• [Activity]: Please count how many lines below contain the word "icon" and reply with only that number.

━━━ Working data ━━━

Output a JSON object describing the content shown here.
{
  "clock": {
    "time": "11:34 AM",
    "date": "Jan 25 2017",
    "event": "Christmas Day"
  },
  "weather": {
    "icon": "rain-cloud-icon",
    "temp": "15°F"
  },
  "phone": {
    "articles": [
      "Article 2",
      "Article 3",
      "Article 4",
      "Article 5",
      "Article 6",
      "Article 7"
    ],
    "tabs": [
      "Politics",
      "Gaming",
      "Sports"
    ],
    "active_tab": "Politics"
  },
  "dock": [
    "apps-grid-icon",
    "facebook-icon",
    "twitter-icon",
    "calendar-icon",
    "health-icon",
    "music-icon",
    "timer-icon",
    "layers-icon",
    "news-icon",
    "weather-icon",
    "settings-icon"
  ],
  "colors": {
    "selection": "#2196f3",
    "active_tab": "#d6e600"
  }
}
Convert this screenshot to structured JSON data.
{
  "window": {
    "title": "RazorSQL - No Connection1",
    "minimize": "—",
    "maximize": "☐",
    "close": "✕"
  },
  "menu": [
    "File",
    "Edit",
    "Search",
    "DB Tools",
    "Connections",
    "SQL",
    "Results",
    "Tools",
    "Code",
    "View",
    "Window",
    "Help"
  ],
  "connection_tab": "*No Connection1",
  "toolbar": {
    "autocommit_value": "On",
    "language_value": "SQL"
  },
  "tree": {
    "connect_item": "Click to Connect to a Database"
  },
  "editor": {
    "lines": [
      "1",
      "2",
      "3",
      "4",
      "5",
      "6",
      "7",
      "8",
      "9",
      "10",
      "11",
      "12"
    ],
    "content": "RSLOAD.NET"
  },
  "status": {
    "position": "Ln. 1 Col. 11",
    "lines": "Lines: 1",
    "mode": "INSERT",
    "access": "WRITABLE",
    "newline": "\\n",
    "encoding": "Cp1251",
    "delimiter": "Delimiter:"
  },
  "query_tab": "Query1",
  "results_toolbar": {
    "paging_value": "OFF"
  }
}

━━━

• [Response for this exercise]: 12